DATASET EXTRACT:
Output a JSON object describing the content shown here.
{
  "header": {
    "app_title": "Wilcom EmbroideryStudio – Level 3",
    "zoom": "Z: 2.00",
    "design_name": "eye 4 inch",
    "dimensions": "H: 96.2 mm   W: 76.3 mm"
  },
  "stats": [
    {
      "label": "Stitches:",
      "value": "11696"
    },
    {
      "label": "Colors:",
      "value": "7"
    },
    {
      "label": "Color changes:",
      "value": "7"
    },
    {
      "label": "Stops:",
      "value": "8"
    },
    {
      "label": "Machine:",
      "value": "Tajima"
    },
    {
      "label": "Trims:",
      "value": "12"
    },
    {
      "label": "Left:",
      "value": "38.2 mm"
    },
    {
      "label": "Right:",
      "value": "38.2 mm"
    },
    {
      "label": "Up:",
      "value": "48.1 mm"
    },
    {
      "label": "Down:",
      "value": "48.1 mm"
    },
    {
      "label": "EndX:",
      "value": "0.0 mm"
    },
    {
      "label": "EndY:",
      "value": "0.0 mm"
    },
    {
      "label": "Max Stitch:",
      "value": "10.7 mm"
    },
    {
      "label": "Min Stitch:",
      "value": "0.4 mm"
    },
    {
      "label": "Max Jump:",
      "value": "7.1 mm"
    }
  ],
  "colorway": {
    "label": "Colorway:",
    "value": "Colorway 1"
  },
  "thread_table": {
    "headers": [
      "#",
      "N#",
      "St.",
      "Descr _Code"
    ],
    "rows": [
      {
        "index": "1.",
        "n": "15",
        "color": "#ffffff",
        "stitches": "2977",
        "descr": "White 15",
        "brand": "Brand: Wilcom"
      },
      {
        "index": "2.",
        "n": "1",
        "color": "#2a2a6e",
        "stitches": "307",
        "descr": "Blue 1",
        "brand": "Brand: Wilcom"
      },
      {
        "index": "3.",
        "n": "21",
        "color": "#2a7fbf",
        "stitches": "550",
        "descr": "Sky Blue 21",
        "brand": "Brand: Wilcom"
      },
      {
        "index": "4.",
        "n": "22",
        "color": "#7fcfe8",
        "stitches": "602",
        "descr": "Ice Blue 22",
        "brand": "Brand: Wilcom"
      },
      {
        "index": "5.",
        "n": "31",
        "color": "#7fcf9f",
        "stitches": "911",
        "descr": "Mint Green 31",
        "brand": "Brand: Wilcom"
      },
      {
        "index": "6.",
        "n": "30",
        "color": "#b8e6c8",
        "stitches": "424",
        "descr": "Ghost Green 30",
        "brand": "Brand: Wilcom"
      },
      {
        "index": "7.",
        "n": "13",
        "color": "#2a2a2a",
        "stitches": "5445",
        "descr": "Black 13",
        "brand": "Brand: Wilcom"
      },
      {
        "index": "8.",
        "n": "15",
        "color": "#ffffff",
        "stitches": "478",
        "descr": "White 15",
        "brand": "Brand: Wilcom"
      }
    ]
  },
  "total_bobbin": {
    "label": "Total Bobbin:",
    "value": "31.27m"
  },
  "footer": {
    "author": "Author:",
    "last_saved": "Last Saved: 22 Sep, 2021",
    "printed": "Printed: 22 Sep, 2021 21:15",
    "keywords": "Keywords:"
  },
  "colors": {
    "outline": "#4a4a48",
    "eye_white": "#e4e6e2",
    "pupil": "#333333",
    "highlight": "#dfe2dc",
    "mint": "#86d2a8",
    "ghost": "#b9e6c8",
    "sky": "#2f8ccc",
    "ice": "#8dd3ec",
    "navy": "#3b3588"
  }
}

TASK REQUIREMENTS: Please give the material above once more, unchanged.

FINISHED TASK:
Output a JSON object describing the content shown here.
{
  "header": {
    "app_title": "Wilcom EmbroideryStudio – Level 3",
    "zoom": "Z: 2.00",
    "design_name": "eye 4 inch",
    "dimensions": "H: 96.2 mm   W: 76.3 mm"
  },
  "stats": [
    {
      "label": "Stitches:",
      "value": "11696"
    },
    {
      "label": "Colors:",
      "value": "7"
    },
    {
      "label": "Color changes:",
      "value": "7"
    },
    {
      "label": "Stops:",
      "value": "8"
    },
    {
      "label": "Machine:",
      "value": "Tajima"
    },
    {
      "label": "Trims:",
      "value": "12"
    },
    {
      "label": "Left:",
      "value": "38.2 mm"
    },
    {
      "label": "Right:",
      "value": "38.2 mm"
    },
    {
      "label": "Up:",
      "value": "48.1 mm"
    },
    {
      "label": "Down:",
      "value": "48.1 mm"
    },
    {
      "label": "EndX:",
      "value": "0.0 mm"
    },
    {
      "label": "EndY:",
      "value": "0.0 mm"
    },
    {
      "label": "Max Stitch:",
      "value": "10.7 mm"
    },
    {
      "label": "Min Stitch:",
      "value": "0.4 mm"
    },
    {
      "label": "Max Jump:",
      "value": "7.1 mm"
    }
  ],
  "colorway": {
    "label": "Colorway:",
    "value": "Colorway 1"
  },
  "thread_table": {
    "headers": [
      "#",
      "N#",
      "St.",
      "Descr _Code"
    ],
    "rows": [
      {
        "index": "1.",
        "n": "15",
        "color": "#ffffff",
        "stitches": "2977",
        "descr": "White 15",
        "brand": "Brand: Wilcom"
      },
      {
        "index": "2.",
        "n": "1",
        "color": "#2a2a6e",
        "stitches": "307",
        "descr": "Blue 1",
        "brand": "Brand: Wilcom"
      },
      {
        "index": "3.",
        "n": "21",
        "color": "#2a7fbf",
        "stitches": "550",
        "descr": "Sky Blue 21",
        "brand": "Brand: Wilcom"
      },
      {
        "index": "4.",
        "n": "22",
        "color": "#7fcfe8",
        "stitches": "602",
        "descr": "Ice Blue 22",
        "brand": "Brand: Wilcom"
      },
      {
        "index": "5.",
        "n": "31",
        "color": "#7fcf9f",
        "stitches": "911",
        "descr": "Mint Green 31",
        "brand": "Brand: Wilcom"
      },
      {
        "index": "6.",
        "n": "30",
        "color": "#b8e6c8",
        "stitches": "424",
        "descr": "Ghost Green 30",
        "brand": "Brand: Wilcom"
      },
      {
        "index": "7.",
        "n": "13",
        "color": "#2a2a2a",
        "stitches": "5445",
        "descr": "Black 13",
        "brand": "Brand: Wilcom"
      },
      {
        "index": "8.",
        "n": "15",
        "color": "#ffffff",
        "stitches": "478",
        "descr": "White 15",
        "brand": "Brand: Wilcom"
      }
    ]
  },
  "total_bobbin": {
    "label": "Total Bobbin:",
    "value": "31.27m"
  },
  "footer": {
    "author": "Author:",
    "last_saved": "Last Saved: 22 Sep, 2021",
    "printed": "Printed: 22 Sep, 2021 21:15",
    "keywords": "Keywords:"
  },
  "colors": {
    "outline": "#4a4a48",
    "eye_white": "#e4e6e2",
    "pupil": "#333333",
    "highlight": "#dfe2dc",
    "mint": "#86d2a8",
    "ghost": "#b9e6c8",
    "sky": "#2f8ccc",
    "ice": "#8dd3ec",
    "navy": "#3b3588"
  }
}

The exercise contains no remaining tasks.